◆ Data for the task:

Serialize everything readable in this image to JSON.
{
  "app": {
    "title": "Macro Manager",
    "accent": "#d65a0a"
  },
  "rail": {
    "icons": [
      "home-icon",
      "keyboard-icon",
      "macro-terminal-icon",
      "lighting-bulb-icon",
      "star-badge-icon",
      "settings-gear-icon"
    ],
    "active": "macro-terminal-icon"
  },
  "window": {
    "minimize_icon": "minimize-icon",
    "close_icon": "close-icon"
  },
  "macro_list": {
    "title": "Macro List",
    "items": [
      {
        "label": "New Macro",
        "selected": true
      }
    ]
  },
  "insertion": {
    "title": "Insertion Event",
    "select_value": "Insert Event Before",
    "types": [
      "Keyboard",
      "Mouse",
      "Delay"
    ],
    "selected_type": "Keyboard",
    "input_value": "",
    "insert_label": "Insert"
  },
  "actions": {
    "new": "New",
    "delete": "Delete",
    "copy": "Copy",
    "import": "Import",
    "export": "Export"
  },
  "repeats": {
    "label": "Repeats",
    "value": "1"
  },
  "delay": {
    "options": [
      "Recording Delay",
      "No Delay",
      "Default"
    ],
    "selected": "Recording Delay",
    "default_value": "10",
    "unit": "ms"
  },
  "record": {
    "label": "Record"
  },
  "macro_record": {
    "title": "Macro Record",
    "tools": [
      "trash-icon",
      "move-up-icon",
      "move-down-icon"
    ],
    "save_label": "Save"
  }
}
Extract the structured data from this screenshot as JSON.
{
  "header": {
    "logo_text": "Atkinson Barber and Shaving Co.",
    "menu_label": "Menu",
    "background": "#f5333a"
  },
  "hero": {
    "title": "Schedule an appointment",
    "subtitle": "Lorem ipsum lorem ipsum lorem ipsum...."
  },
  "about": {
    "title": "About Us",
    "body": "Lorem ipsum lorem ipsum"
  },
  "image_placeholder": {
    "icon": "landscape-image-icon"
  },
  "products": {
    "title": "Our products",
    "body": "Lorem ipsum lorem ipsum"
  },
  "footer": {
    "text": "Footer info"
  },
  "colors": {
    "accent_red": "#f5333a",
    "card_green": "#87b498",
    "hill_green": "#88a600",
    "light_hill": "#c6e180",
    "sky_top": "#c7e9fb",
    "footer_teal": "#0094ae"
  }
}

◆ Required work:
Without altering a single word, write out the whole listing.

◆ Task result:
Serialize everything readable in this image to JSON.
{
  "app": {
    "title": "Macro Manager",
    "accent": "#d65a0a"
  },
  "rail": {
    "icons": [
      "home-icon",
      "keyboard-icon",
      "macro-terminal-icon",
      "lighting-bulb-icon",
      "star-badge-icon",
      "settings-gear-icon"
    ],
    "active": "macro-terminal-icon"
  },
  "window": {
    "minimize_icon": "minimize-icon",
    "close_icon": "close-icon"
  },
  "macro_list": {
    "title": "Macro List",
    "items": [
      {
        "label": "New Macro",
        "selected": true
      }
    ]
  },
  "insertion": {
    "title": "Insertion Event",
    "select_value": "Insert Event Before",
    "types": [
      "Keyboard",
      "Mouse",
      "Delay"
    ],
    "selected_type": "Keyboard",
    "input_value": "",
    "insert_label": "Insert"
  },
  "actions": {
    "new": "New",
    "delete": "Delete",
    "copy": "Copy",
    "import": "Import",
    "export": "Export"
  },
  "repeats": {
    "label": "Repeats",
    "value": "1"
  },
  "delay": {
    "options": [
      "Recording Delay",
      "No Delay",
      "Default"
    ],
    "selected": "Recording Delay",
    "default_value": "10",
    "unit": "ms"
  },
  "record": {
    "label": "Record"
  },
  "macro_record": {
    "title": "Macro Record",
    "tools": [
      "trash-icon",
      "move-up-icon",
      "move-down-icon"
    ],
    "save_label": "Save"
  }
}
Extract the structured data from this screenshot as JSON.
{
  "header": {
    "logo_text": "Atkinson Barber and Shaving Co.",
    "menu_label": "Menu",
    "background": "#f5333a"
  },
  "hero": {
    "title": "Schedule an appointment",
    "subtitle": "Lorem ipsum lorem ipsum lorem ipsum...."
  },
  "about": {
    "title": "About Us",
    "body": "Lorem ipsum lorem ipsum"
  },
  "image_placeholder": {
    "icon": "landscape-image-icon"
  },
  "products": {
    "title": "Our products",
    "body": "Lorem ipsum lorem ipsum"
  },
  "footer": {
    "text": "Footer info"
  },
  "colors": {
    "accent_red": "#f5333a",
    "card_green": "#87b498",
    "hill_green": "#88a600",
    "light_hill": "#c6e180",
    "sky_top": "#c7e9fb",
    "footer_teal": "#0094ae"
  }
}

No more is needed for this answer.